Different rules may apply to goods subject to a state monopoly, for example alcoholic beverages or tobacco products. Depending on local legislation, some cargo may be forbidden for import or export. If cargo is transiting through a non-EU country, customs will not have to be paid but customs authorities may request invoices and transit documents.
Who pays road freight customs charges for international shipments?
International freight customs charges are usually paid by the receiver unless otherwise agreed with the shipper based on the Incoterms or purchase agreement. The amount of duty to be paid by the receiver depends on the information provided in the customs declaration and supporting documents, as well as any additional information requested by customs authorities.
Can the sender pay for international freight customs charges?
Yes, although it is more common for the recipient to pay for the customs charges, some shippers may agree for the sender to cover the road freight customs charges under specific Incoterms, for example if they are buying under the DDP. The customs authorities will contact the receiver of the freight shipment to instruct them on paying the duties.
How much are customs fees for high-value cargo?
The customs clearance fees for shipping high-value cargo will depend on what you are shipping and the regulations of the destination country. When booking freight transport with Eurosender, you should check the customs procedures that apply in your specific case and determine if other factors may influence your freight customs charges.

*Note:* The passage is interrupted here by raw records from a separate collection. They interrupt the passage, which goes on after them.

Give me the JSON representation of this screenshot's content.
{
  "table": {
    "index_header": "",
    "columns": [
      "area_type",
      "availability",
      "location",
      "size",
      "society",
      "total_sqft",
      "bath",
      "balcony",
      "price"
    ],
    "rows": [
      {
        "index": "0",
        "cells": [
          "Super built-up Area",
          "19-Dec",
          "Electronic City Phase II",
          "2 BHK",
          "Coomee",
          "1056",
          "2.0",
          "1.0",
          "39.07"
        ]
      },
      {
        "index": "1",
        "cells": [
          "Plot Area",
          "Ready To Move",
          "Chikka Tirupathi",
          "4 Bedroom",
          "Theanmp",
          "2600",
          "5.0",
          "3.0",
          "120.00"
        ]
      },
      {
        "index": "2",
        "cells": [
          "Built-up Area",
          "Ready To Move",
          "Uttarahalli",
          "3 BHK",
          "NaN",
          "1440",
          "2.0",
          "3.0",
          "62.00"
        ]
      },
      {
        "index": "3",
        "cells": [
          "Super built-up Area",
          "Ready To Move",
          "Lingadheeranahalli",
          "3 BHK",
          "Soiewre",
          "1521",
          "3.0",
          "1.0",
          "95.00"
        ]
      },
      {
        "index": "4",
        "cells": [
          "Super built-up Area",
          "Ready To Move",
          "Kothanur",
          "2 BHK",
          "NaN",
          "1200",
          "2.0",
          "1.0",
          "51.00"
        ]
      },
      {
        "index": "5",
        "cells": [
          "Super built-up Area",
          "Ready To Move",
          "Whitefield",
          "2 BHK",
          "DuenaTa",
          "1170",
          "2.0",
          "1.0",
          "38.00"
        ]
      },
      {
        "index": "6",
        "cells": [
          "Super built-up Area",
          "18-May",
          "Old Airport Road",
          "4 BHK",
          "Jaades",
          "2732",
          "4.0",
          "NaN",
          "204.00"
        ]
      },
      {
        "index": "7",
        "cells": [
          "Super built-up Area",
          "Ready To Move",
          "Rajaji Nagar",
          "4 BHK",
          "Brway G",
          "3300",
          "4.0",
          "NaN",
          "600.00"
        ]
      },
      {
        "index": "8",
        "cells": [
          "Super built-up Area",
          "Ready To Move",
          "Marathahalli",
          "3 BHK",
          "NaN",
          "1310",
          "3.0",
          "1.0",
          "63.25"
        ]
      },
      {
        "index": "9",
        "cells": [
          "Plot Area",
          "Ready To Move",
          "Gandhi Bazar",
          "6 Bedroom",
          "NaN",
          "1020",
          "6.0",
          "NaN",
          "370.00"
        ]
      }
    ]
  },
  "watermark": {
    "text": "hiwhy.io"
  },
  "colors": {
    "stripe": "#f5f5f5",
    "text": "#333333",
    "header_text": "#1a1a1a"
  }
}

What international freight customs charges should I expect to pay for goods arriving by air?
The different methods of cargo shipping have different sets of charges. Air freight transport costs are included in the customs value, depending on the Incoterm agreement. There may be additional freight customs charges or excise tax for storing or handling dangerous goods. For more accurate information as to what freight customs charges would apply for your own particular cargo and circumstances, please contact our logistics experts.

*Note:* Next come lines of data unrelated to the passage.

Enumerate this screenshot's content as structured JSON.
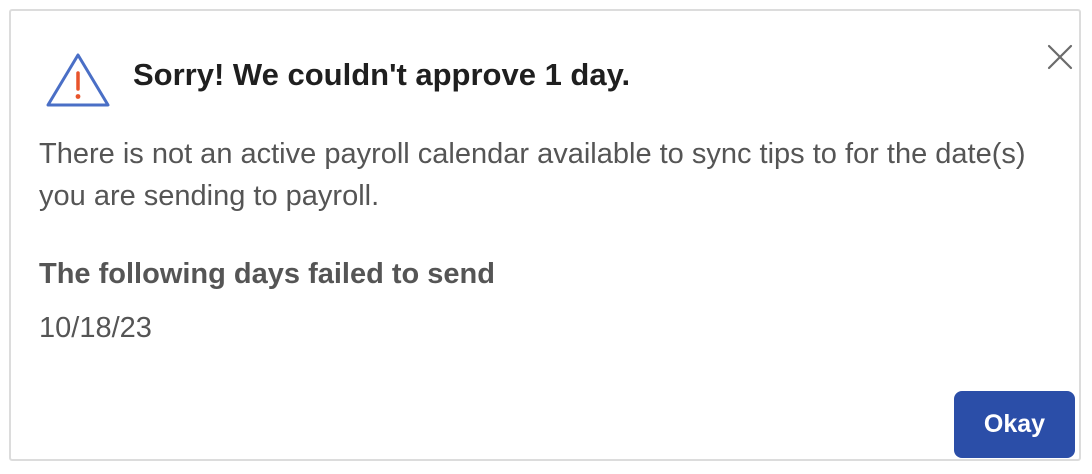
{
  "dialog": {
    "title": "Sorry! We couldn't approve 1 day.",
    "icon": "warning-triangle-icon",
    "close_icon": "close-icon",
    "message": "There is not an active payroll calendar available to sync tips to for the date(s) you are sending to payroll.",
    "failed_heading": "The following days failed to send",
    "failed_dates": [
      "10/18/23"
    ],
    "okay_label": "Okay"
  },
  "colors": {
    "icon_outline": "#4a6fc6",
    "icon_exclamation": "#e8542b",
    "button_bg": "#2b4ea8",
    "title_text": "#1f1f1f",
    "body_text": "#555555",
    "border": "#dcdcdc"
  }
}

How long does cargo customs clearance take?
The time it takes for your freight to pass through international customs will depend on a number of factors, including:

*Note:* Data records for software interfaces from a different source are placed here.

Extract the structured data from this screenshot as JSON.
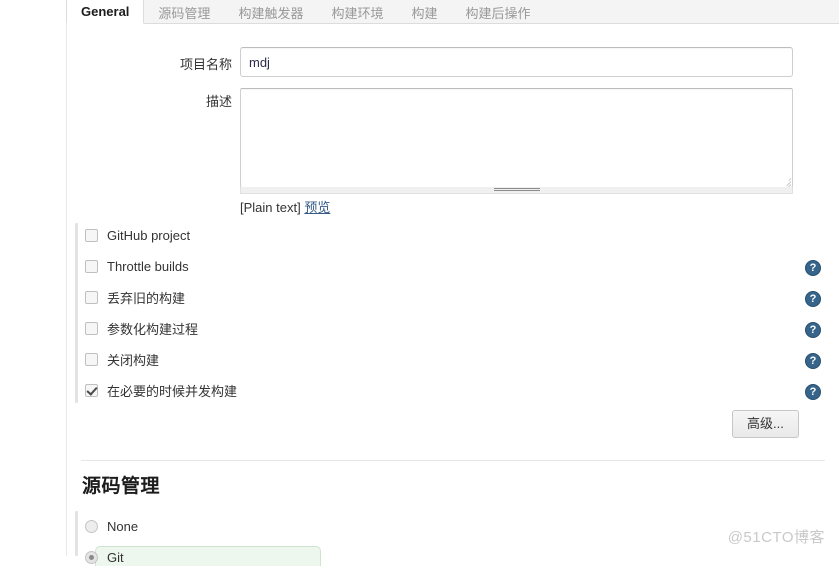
{
  "tabs": [
    {
      "label": "General",
      "active": true
    },
    {
      "label": "源码管理",
      "active": false
    },
    {
      "label": "构建触发器",
      "active": false
    },
    {
      "label": "构建环境",
      "active": false
    },
    {
      "label": "构建",
      "active": false
    },
    {
      "label": "构建后操作",
      "active": false
    }
  ],
  "form": {
    "project_name": {
      "label": "项目名称",
      "value": "mdj",
      "placeholder": ""
    },
    "description": {
      "label": "描述",
      "value": "",
      "placeholder": "",
      "format_note": "[Plain text]",
      "preview_link": "预览"
    }
  },
  "checkboxes": [
    {
      "label": "GitHub project",
      "checked": false,
      "help": "?"
    },
    {
      "label": "Throttle builds",
      "checked": false,
      "help": "?"
    },
    {
      "label": "丢弃旧的构建",
      "checked": false,
      "help": "?"
    },
    {
      "label": "参数化构建过程",
      "checked": false,
      "help": "?"
    },
    {
      "label": "关闭构建",
      "checked": false,
      "help": "?"
    },
    {
      "label": "在必要的时候并发构建",
      "checked": true,
      "help": "?"
    }
  ],
  "advanced_button": {
    "label": "高级..."
  },
  "scm_section": {
    "title": "源码管理",
    "options": [
      {
        "label": "None",
        "selected": false
      },
      {
        "label": "Git",
        "selected": true
      }
    ]
  },
  "watermark": {
    "text": "@51CTO博客"
  },
  "colors": {
    "accent_link": "#345a87",
    "help_icon": "#36648b",
    "tab_active_text": "#1c1c1c",
    "tab_inactive_text": "#999999",
    "panel_bg": "#ffffff",
    "tabbar_bg": "#f4f4f4",
    "git_panel_bg": "#eef7ee"
  }
}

  • Destination country
  • Type of cargo to be cleared
  • Number of shipments moving through customs at the same time
  • Customs inspections
In general, you can expect most cargo to be cleared by customs in 12-24 hours. If you are shipping as a business, consider the maximum delay as the time it will take for the freight to clear customs and communicate this to your customers. This will help maintain higher customer satisfaction and minimise disappointment.
Why is my cargo being held at customs?
In most cases, goods are held by customs authorities to check if the declared value is accurate. Other reasons may be incomplete paperwork or prohibited items in the content. Unfortunately, neither Eurosender nor the carrier can stop or accelerate customs procedures. If your freight tracking status indicates that your cargo is being held at customs, it may take a couple of hours to a few days for the goods to be released for delivery.
Can I refuse to pay freight customs charges?
Yes you can, but you may encounter the following problems if you refuse to pay freight customs fees:
  • The cargo will be destroyed.
  • The cargo will be stored and additional costs may be incurred.
What if I declare a lower value for my freight shipment in the documents for customs clearance?
It is a serious offence to declare a lower value to avoid paying freight customs charges. Customs authorities in the destination country inspect all incoming cargo. You may be charged a penalty for writing false information about the value of the freight shipment in the customs declaration and your cargo will be seized.
All information presented on this page is true and correct as of July 2022 but is subject to change at any time. Eurosender will not be liable for inappropriate, incomplete or inaccurate data presented. Still, we do our best always to have up-to-date information on our page.